By Simon Lack
Certain closed end fund sectors are beginning to reflect expectations of tax changes. Although Congress hasn’t yet decided how to treat the expiring “Bush” tax cuts, consensus appears to be building around maintaining current income tax rates (other than the top rate which is the one that matters to many investors) and modestly increasing taxes on dividends (from 15-20%). National municipal closed end funds, of which there are 104 with a market capitalization of $38BN are trading at a record premium to NAV of 2.4% (according to Morningstar). This sector has only closed the month at a premium six times since 1997 (as far back as Morningstar’s records go). Three of those months were in 2010, and the others were in 1998 (following which they plunged to a record wide discount of 11.5% by the end of 1999).
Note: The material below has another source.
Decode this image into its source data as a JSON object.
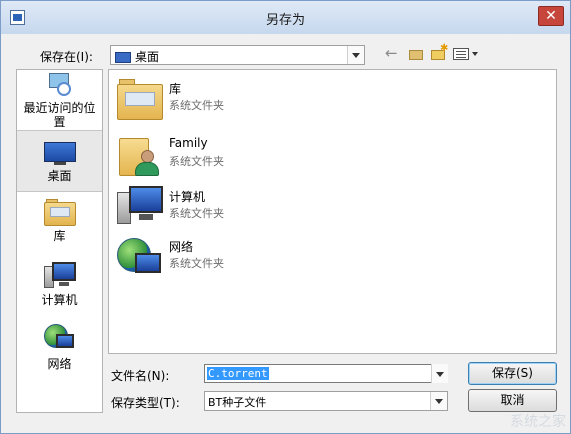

By contrast, the 14 funds in Morningstar’s Real Estate sector are at an average discount of 14.9%, having widened by 5% since March reflecting refined tax expectations and perhaps nervousness about the sector itself.
What’s fascinating is that changes in the tax code should properly only affect the prices of the underlying securities owned by closed end funds, not the funds themselves. Closed end funds don’t pay tax, so generally changes in the tax code should be fully reflected through NAV movements rather than changes in discounts (although to the extent that a fund has unrealized gains and capital gains tax rates change, the discount to NAV may adjust to reflect that).
We generally think muni CEFs are expensive, whereas we do have hedged long positions in a couple of real estate funds that we think are cheap. One is DWS RREEF World Real Estate (DRP) about which we’ve written before. It’s managed by Deutsche Asset Management and based on their own reports it has been a poor performance (Lipper ranked it 13 out of 19 similar funds last year). Arthur Lipson of Western Investment Management has taken a keen interest and it’s worth following the moves of this activist investor if only to read Mr. Lipson’s periodic and entertaining SEC filings (he recently stated that Deutsche should get out of managing closed end funds entirely). It currently trades at a 14% discount to NAV. We own DRP in the expectation that Deutsche will either find ways to improve its performance or take other steps identified by Western to create value for its stockholders.
Disclosure: Long DRP